“We are actually mildly positive on the potential of the current investment cycle as Amazon builds an ecosystem with its Kindle readers (success), tablets (mild success), App store (mild success), Fire TV (limited traction but a good product) and phone (failure, priced too high and limited distribution),” Mr. Gillis wrote. He noted that the retailer knows where its tens of millions of customers live, what they like and how they consume.
Michael Pachter of Wedbush Securities was a mild dissenter, citing “a variety of customer experience enhancements” that will soak up potential profits. These enhancements include a streaming music service recently introduced by Amazon. It is free for Amazon Prime shipping members.
Content spending on video and music will total $2 billion this year and $2.5 billion next year, Mr. Pachter wrote.
Free things make enrolling in Prime more attractive, and that inspires people to buy more, which is how Amazon is really expected to make money. But not soon. Analysts see a loss for 2014 before a profit of $1.91 a share in 2015, according to Yahoo Finance.
Unless there are unexpected bumps. Amazon, in keeping with its usual reticence, does not break out numbers for Amazon Web Services, its cloud service. Instead it lumps it into a category called “other.”
For the last two quarters, “other” growth abruptly leveled off. Amazon was the pioneer in cloud computing, but it faces increased competition from Google and Microsoft, both of which have deeper pockets. Microsoft said its commercial cloud revenue has doubled year-over-year for the last four quarters.
Amazon stressed in a news release in July that it was frantically hiring for Amazon Web Services, “allowing the team to innovate at an accelerating pace.”
The Fire phone will need some serious innovation to become even an acceptable product. A marketing survey of 500 Amazon customers in the third quarter could not find any who reported owning a Fire. Meanwhile, the majority of the reviews on Amazon’s own site give the Fire the lowest possible rating.
A $200 price cut last month briefly pushed it up on Amazon’s list of top-selling electronics, but it quickly fell off again.
Authored by David Steitfeld via nytimes.com.
Correction: October 23, 2014

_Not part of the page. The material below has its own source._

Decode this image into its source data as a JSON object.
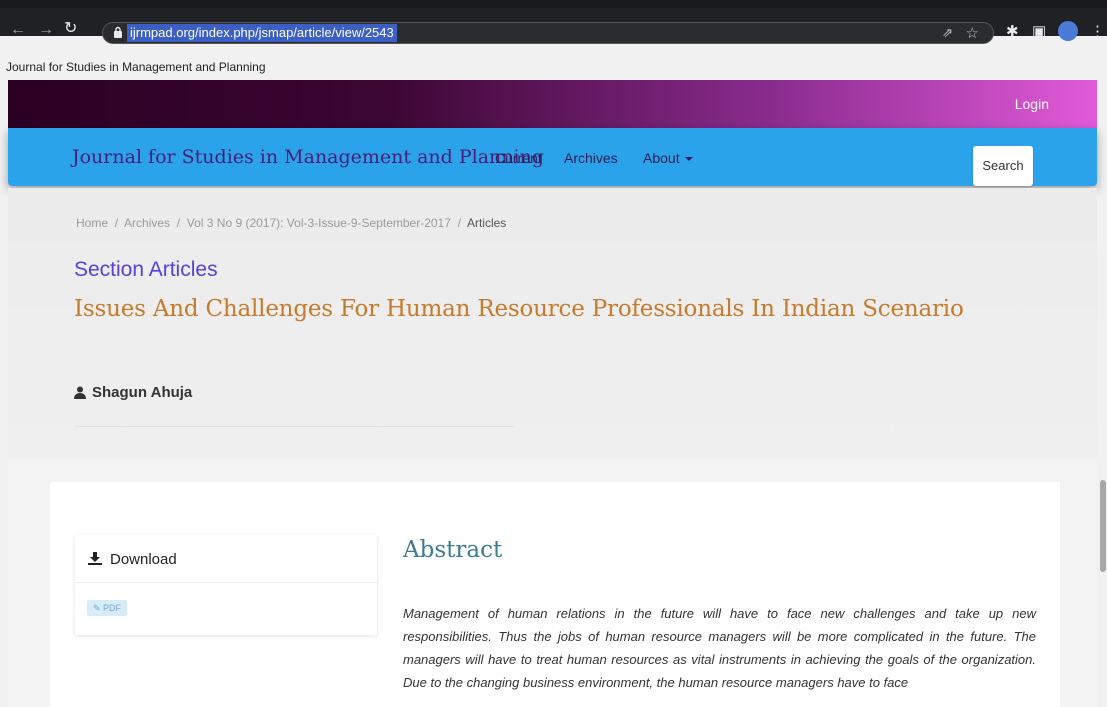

An earlier version of this article misstated the cash price that Amazon paid for the game-streaming site Twitch. Amazon paid $1 billion in cash for Twitch, not $1.1 billion in cash ($1.1 billion was the total value of the deal).